**Your objective**
Whatever the lines below say, output them exactly.

**Given data**
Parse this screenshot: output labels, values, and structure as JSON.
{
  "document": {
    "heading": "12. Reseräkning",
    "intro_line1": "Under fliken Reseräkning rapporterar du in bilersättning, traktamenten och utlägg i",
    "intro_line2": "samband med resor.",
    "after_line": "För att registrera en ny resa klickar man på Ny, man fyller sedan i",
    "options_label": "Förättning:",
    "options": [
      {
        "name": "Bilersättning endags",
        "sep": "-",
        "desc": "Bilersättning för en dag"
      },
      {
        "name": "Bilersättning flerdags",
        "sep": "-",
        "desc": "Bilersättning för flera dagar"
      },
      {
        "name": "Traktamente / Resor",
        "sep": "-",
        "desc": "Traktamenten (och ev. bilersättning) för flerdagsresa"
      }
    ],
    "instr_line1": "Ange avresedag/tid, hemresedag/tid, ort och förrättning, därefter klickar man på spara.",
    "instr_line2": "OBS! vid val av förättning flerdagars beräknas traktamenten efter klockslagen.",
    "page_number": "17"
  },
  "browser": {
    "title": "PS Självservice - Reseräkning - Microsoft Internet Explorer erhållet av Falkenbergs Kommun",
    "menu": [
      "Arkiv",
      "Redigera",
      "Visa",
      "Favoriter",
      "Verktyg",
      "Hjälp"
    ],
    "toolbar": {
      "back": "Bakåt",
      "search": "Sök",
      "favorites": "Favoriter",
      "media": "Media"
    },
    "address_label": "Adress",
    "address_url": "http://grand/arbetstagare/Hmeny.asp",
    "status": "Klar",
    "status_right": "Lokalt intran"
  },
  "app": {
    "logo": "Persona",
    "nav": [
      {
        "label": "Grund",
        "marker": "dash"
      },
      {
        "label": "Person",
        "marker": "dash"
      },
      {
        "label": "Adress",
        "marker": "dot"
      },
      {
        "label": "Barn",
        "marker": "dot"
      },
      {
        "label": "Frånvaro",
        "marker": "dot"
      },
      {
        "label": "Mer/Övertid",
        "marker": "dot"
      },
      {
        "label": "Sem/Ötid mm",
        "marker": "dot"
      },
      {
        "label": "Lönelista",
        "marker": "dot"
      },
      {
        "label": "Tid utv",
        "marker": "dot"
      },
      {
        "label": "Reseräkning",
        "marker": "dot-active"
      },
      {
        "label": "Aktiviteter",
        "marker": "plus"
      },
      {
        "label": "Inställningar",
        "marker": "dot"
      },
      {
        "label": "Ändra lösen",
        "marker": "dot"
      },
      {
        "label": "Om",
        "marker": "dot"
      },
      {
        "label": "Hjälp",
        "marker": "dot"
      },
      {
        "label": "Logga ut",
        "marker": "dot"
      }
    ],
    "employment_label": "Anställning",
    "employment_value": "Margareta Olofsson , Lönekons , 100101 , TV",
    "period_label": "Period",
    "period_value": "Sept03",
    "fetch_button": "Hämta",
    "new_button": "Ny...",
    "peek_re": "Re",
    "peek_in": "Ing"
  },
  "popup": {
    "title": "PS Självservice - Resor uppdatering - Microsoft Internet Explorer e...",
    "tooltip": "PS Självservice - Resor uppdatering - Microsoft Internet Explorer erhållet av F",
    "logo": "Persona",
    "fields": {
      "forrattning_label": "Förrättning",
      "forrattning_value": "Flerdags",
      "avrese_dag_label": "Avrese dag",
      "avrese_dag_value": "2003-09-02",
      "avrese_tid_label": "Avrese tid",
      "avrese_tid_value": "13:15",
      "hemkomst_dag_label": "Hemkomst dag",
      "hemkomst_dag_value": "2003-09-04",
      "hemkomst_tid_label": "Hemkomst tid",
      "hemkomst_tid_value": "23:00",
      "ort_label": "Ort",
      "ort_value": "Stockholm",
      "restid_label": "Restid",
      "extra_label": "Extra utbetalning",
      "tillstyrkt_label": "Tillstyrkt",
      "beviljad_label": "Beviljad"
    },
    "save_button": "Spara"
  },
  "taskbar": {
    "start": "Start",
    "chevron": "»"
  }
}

**Task result**
Parse this screenshot: output labels, values, and structure as JSON.
{
  "document": {
    "heading": "12. Reseräkning",
    "intro_line1": "Under fliken Reseräkning rapporterar du in bilersättning, traktamenten och utlägg i",
    "intro_line2": "samband med resor.",
    "after_line": "För att registrera en ny resa klickar man på Ny, man fyller sedan i",
    "options_label": "Förättning:",
    "options": [
      {
        "name": "Bilersättning endags",
        "sep": "-",
        "desc": "Bilersättning för en dag"
      },
      {
        "name": "Bilersättning flerdags",
        "sep": "-",
        "desc": "Bilersättning för flera dagar"
      },
      {
        "name": "Traktamente / Resor",
        "sep": "-",
        "desc": "Traktamenten (och ev. bilersättning) för flerdagsresa"
      }
    ],
    "instr_line1": "Ange avresedag/tid, hemresedag/tid, ort och förrättning, därefter klickar man på spara.",
    "instr_line2": "OBS! vid val av förättning flerdagars beräknas traktamenten efter klockslagen.",
    "page_number": "17"
  },
  "browser": {
    "title": "PS Självservice - Reseräkning - Microsoft Internet Explorer erhållet av Falkenbergs Kommun",
    "menu": [
      "Arkiv",
      "Redigera",
      "Visa",
      "Favoriter",
      "Verktyg",
      "Hjälp"
    ],
    "toolbar": {
      "back": "Bakåt",
      "search": "Sök",
      "favorites": "Favoriter",
      "media": "Media"
    },
    "address_label": "Adress",
    "address_url": "http://grand/arbetstagare/Hmeny.asp",
    "status": "Klar",
    "status_right": "Lokalt intran"
  },
  "app": {
    "logo": "Persona",
    "nav": [
      {
        "label": "Grund",
        "marker": "dash"
      },
      {
        "label": "Person",
        "marker": "dash"
      },
      {
        "label": "Adress",
        "marker": "dot"
      },
      {
        "label": "Barn",
        "marker": "dot"
      },
      {
        "label": "Frånvaro",
        "marker": "dot"
      },
      {
        "label": "Mer/Övertid",
        "marker": "dot"
      },
      {
        "label": "Sem/Ötid mm",
        "marker": "dot"
      },
      {
        "label": "Lönelista",
        "marker": "dot"
      },
      {
        "label": "Tid utv",
        "marker": "dot"
      },
      {
        "label": "Reseräkning",
        "marker": "dot-active"
      },
      {
        "label": "Aktiviteter",
        "marker": "plus"
      },
      {
        "label": "Inställningar",
        "marker": "dot"
      },
      {
        "label": "Ändra lösen",
        "marker": "dot"
      },
      {
        "label": "Om",
        "marker": "dot"
      },
      {
        "label": "Hjälp",
        "marker": "dot"
      },
      {
        "label": "Logga ut",
        "marker": "dot"
      }
    ],
    "employment_label": "Anställning",
    "employment_value": "Margareta Olofsson , Lönekons , 100101 , TV",
    "period_label": "Period",
    "period_value": "Sept03",
    "fetch_button": "Hämta",
    "new_button": "Ny...",
    "peek_re": "Re",
    "peek_in": "Ing"
  },
  "popup": {
    "title": "PS Självservice - Resor uppdatering - Microsoft Internet Explorer e...",
    "tooltip": "PS Självservice - Resor uppdatering - Microsoft Internet Explorer erhållet av F",
    "logo": "Persona",
    "fields": {
      "forrattning_label": "Förrättning",
      "forrattning_value": "Flerdags",
      "avrese_dag_label": "Avrese dag",
      "avrese_dag_value": "2003-09-02",
      "avrese_tid_label": "Avrese tid",
      "avrese_tid_value": "13:15",
      "hemkomst_dag_label": "Hemkomst dag",
      "hemkomst_dag_value": "2003-09-04",
      "hemkomst_tid_label": "Hemkomst tid",
      "hemkomst_tid_value": "23:00",
      "ort_label": "Ort",
      "ort_value": "Stockholm",
      "restid_label": "Restid",
      "extra_label": "Extra utbetalning",
      "tillstyrkt_label": "Tillstyrkt",
      "beviljad_label": "Beviljad"
    },
    "save_button": "Spara"
  },
  "taskbar": {
    "start": "Start",
    "chevron": "»"
  }
}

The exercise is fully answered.